Illustration: Lazaro Gamio/Axios

Goldman Sachs has agreed with the Department of Justice to pay over $2 billion for the bank's role in Malaysia's multi-billion dollar scandal at state fund 1MDB, Bloomberg first reported.

Why it matters: The settlement, expected to be announced within days, would allow Goldman Sachs to avoid a criminal conviction in the U.S. over the bribery and money laundering scandal that saw three of its former bankers banned for life from the banking industry by the Federal Reserve Board.

Trump threatens to post "60 Minutes" interview early after reportedly walking out

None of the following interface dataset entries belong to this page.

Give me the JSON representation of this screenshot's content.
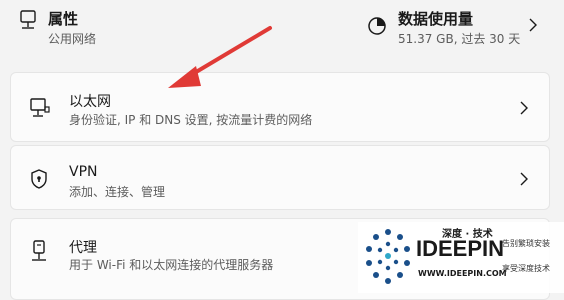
{
  "properties": {
    "title": "属性",
    "subtitle": "公用网络"
  },
  "data_usage": {
    "title": "数据使用量",
    "subtitle": "51.37 GB, 过去 30 天"
  },
  "items": [
    {
      "title": "以太网",
      "subtitle": "身份验证, IP 和 DNS 设置, 按流量计费的网络",
      "icon": "ethernet-icon"
    },
    {
      "title": "VPN",
      "subtitle": "添加、连接、管理",
      "icon": "shield-icon"
    },
    {
      "title": "代理",
      "subtitle": "用于 Wi-Fi 和以太网连接的代理服务器",
      "icon": "proxy-icon"
    }
  ],
  "watermark": {
    "tagline": "深度 · 技术",
    "brand": "IDEEPIN",
    "url": "WWW.IDEEPIN.COM",
    "slogan1": "告别繁琐安装",
    "slogan2": "享受深度技术"
  },
  "colors": {
    "arrow": "#e03a36",
    "accent_blue": "#1a4f8a"
  }
}
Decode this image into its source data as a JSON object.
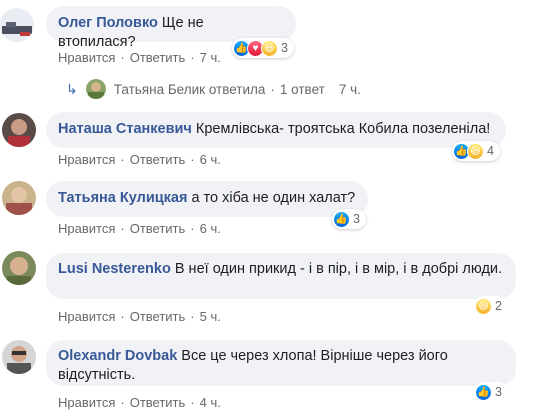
{
  "comments": [
    {
      "author": "Олег Половко",
      "text": "Ще не втопилася?",
      "like_label": "Нравится",
      "reply_label": "Ответить",
      "time": "7 ч.",
      "reactions": [
        "like-icon",
        "love-icon",
        "haha-icon"
      ],
      "reaction_count": "3"
    },
    {
      "author": "Наташа Станкевич",
      "text": "Кремлівська- троятська Кобила позеленіла!",
      "like_label": "Нравится",
      "reply_label": "Ответить",
      "time": "6 ч.",
      "reactions": [
        "like-icon",
        "haha-icon"
      ],
      "reaction_count": "4"
    },
    {
      "author": "Татьяна Кулицкая",
      "text": "а то хіба не один халат?",
      "like_label": "Нравится",
      "reply_label": "Ответить",
      "time": "6 ч.",
      "reactions": [
        "like-icon"
      ],
      "reaction_count": "3"
    },
    {
      "author": "Lusi Nesterenko",
      "text": "В неї один прикид - і в пір, і в мір, і в добрі люди.",
      "like_label": "Нравится",
      "reply_label": "Ответить",
      "time": "5 ч.",
      "reactions": [
        "haha-icon"
      ],
      "reaction_count": "2"
    },
    {
      "author": "Olexandr Dovbak",
      "text": "Все це через хлопа! Вірніше через його відсутність.",
      "like_label": "Нравится",
      "reply_label": "Ответить",
      "time": "4 ч.",
      "reactions": [
        "like-icon"
      ],
      "reaction_count": "3"
    }
  ],
  "reply_summary": {
    "author_action": "Татьяна Белик ответила",
    "reply_count": "1 ответ",
    "time": "7 ч."
  },
  "colors": {
    "author": "#385898",
    "bubble": "#f0f2f5",
    "meta": "#65676b"
  }
}
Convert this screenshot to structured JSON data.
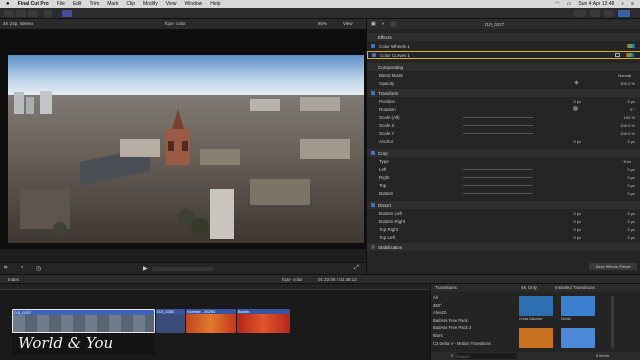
{
  "menubar": {
    "items": [
      "Final Cut Pro",
      "File",
      "Edit",
      "Trim",
      "Mark",
      "Clip",
      "Modify",
      "View",
      "Window",
      "Help"
    ],
    "datetime": "Sun 4 Apr 12:48"
  },
  "viewer": {
    "format": "4K 24p, Stereo",
    "project": "fcpx- color",
    "zoom": "50%",
    "view_label": "View"
  },
  "inspector": {
    "clip_name": "DJI_0227",
    "effects_header": "Effects",
    "effect_1": "Color Wheels 1",
    "effect_2": "Color Curves 1",
    "compositing": {
      "header": "Compositing",
      "blend_mode_label": "Blend Mode",
      "blend_mode_value": "Normal",
      "opacity_label": "Opacity",
      "opacity_value": "100.0 %"
    },
    "transform": {
      "header": "Transform",
      "position": {
        "label": "Position",
        "x": "0 px",
        "y": "0 px"
      },
      "rotation": {
        "label": "Rotation",
        "value": "0 °"
      },
      "scale_all": {
        "label": "Scale (All)",
        "value": "100 %"
      },
      "scale_x": {
        "label": "Scale X",
        "value": "100.0 %"
      },
      "scale_y": {
        "label": "Scale Y",
        "value": "100.0 %"
      },
      "anchor": {
        "label": "Anchor",
        "x": "0 px",
        "y": "0 px"
      }
    },
    "crop": {
      "header": "Crop",
      "type_label": "Type",
      "type_value": "Trim",
      "left": {
        "label": "Left",
        "value": "0 px"
      },
      "right": {
        "label": "Right",
        "value": "0 px"
      },
      "top": {
        "label": "Top",
        "value": "0 px"
      },
      "bottom": {
        "label": "Bottom",
        "value": "0 px"
      }
    },
    "distort": {
      "header": "Distort",
      "bottom_left": {
        "label": "Bottom Left",
        "x": "0 px",
        "y": "0 px"
      },
      "bottom_right": {
        "label": "Bottom Right",
        "x": "0 px",
        "y": "0 px"
      },
      "top_right": {
        "label": "Top Right",
        "x": "0 px",
        "y": "0 px"
      },
      "top_left": {
        "label": "Top Left",
        "x": "0 px",
        "y": "0 px"
      }
    },
    "stabilization_header": "Stabilization",
    "save_preset": "Save Effects Preset"
  },
  "timeline": {
    "index_label": "Index",
    "project": "fcpx- color",
    "timecode": "01:22:06 / 02:38:12",
    "clips": [
      {
        "name": "DJI_0227",
        "color": "#3f63b8"
      },
      {
        "name": "DJI_0282",
        "color": "#3a55a0"
      },
      {
        "name": "Sunrise - 36294",
        "color": "#3a55a0"
      },
      {
        "name": "Bokeh",
        "color": "#3a55a0"
      }
    ],
    "title_overlay": "World & You"
  },
  "transitions": {
    "header": "Transitions",
    "filter_4k": "4K Only",
    "installed_label": "Installed Transitions",
    "categories": [
      "All",
      "360°",
      "Alex4D",
      "BadAss Free Pack",
      "BadAss Free Pack 3",
      "Blurs",
      "C3 Delta V - Motion Transitions"
    ],
    "thumbs": [
      {
        "label": "Cross Dissolve",
        "color": "#2d6fb0"
      },
      {
        "label": "Divide",
        "color": "#3b7fcf"
      },
      {
        "label": "",
        "color": "#c8711e"
      },
      {
        "label": "",
        "color": "#4c8ad9"
      }
    ],
    "search_placeholder": "Search",
    "count": "6 items"
  }
}
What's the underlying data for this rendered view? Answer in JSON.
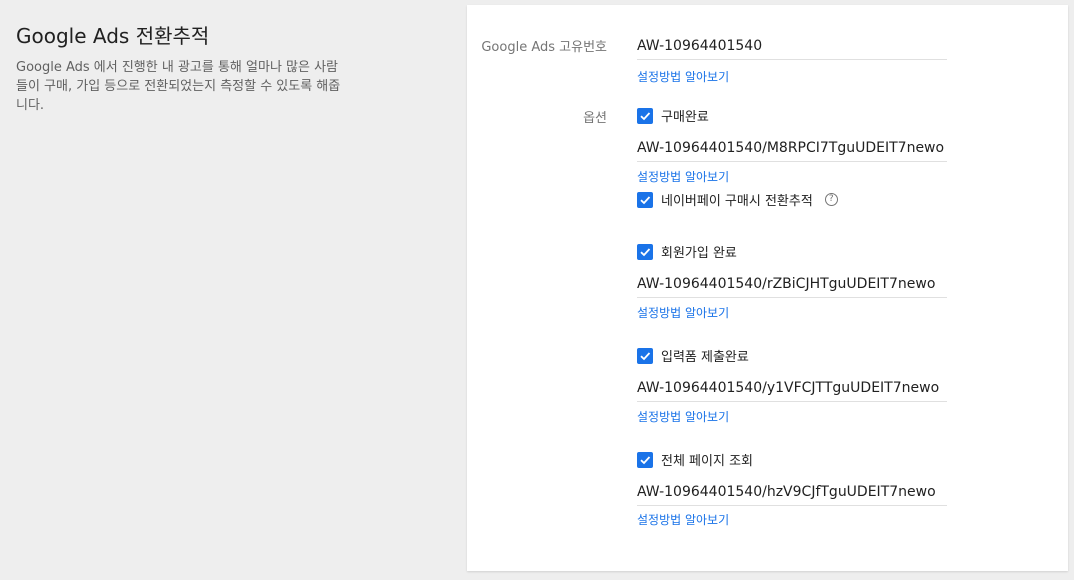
{
  "header": {
    "title": "Google Ads 전환추적",
    "description": "Google Ads 에서 진행한 내 광고를 통해 얼마나 많은 사람들이 구매, 가입 등으로 전환되었는지 측정할 수 있도록 해줍니다."
  },
  "id_section": {
    "label": "Google Ads 고유번호",
    "value": "AW-10964401540",
    "help_link": "설정방법 알아보기"
  },
  "options": {
    "label": "옵션",
    "items": [
      {
        "label": "구매완료",
        "checked": true,
        "value": "AW-10964401540/M8RPCI7TguUDEIT7newo",
        "help_link": "설정방법 알아보기"
      },
      {
        "label": "네이버페이 구매시 전환추적",
        "checked": true,
        "help_icon": "question-circle-icon"
      },
      {
        "label": "회원가입 완료",
        "checked": true,
        "value": "AW-10964401540/rZBiCJHTguUDEIT7newo",
        "help_link": "설정방법 알아보기"
      },
      {
        "label": "입력폼 제출완료",
        "checked": true,
        "value": "AW-10964401540/y1VFCJTTguUDEIT7newo",
        "help_link": "설정방법 알아보기"
      },
      {
        "label": "전체 페이지 조회",
        "checked": true,
        "value": "AW-10964401540/hzV9CJfTguUDEIT7newo",
        "help_link": "설정방법 알아보기"
      }
    ]
  },
  "colors": {
    "accent": "#1a73e8",
    "background": "#eeeeee",
    "card": "#ffffff"
  }
}
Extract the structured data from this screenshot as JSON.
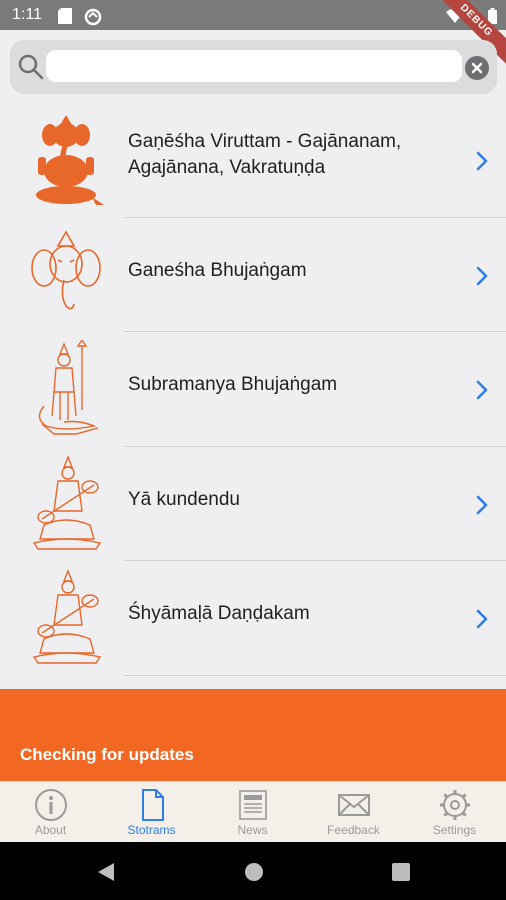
{
  "status": {
    "time": "1:11"
  },
  "debug_label": "DEBUG",
  "search": {
    "placeholder": "",
    "value": ""
  },
  "items": [
    {
      "title": "Gaṇēśha Viruttam - Gajānanam, Agajānana, Vakratuṇḍa",
      "icon": "ganesha-icon"
    },
    {
      "title": "Ganeśha Bhujaṅgam",
      "icon": "ganesha-face-icon"
    },
    {
      "title": "Subramanya Bhujaṅgam",
      "icon": "subramanya-icon"
    },
    {
      "title": "Yā kundendu",
      "icon": "saraswati-icon"
    },
    {
      "title": "Śhyāmaḷā Daṇḍakam",
      "icon": "shyamala-icon"
    }
  ],
  "banner": {
    "text": "Checking for updates"
  },
  "tabs": [
    {
      "label": "About",
      "icon": "info-icon",
      "active": false
    },
    {
      "label": "Stotrams",
      "icon": "document-icon",
      "active": true
    },
    {
      "label": "News",
      "icon": "news-icon",
      "active": false
    },
    {
      "label": "Feedback",
      "icon": "mail-icon",
      "active": false
    },
    {
      "label": "Settings",
      "icon": "gear-icon",
      "active": false
    }
  ],
  "colors": {
    "accent": "#2f7ee6",
    "banner": "#f26722",
    "deity": "#e8672a"
  }
}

Trump speaks to reporters aboard Air Force One, Oct. 19. Photo: Mandel Ngan/AFP via Getty Images

President Trump tweeted on Tuesday that he was considering posting his interview with CBS' "60 Minutes" prior to airtime in order to show "what a FAKE and BIASED interview" it was, following reports that he abruptly ended the interview after 45 minutes of taping.

Why it matters: Trump has escalated his war on the media in the final stretch of his re-election campaign, calling a Reuters reporter a "criminal" this week for not reporting on corruption allegations about Hunter Biden and disparaging CNN as "dumb b*stards" for the network's ongoing coronavirus coverage.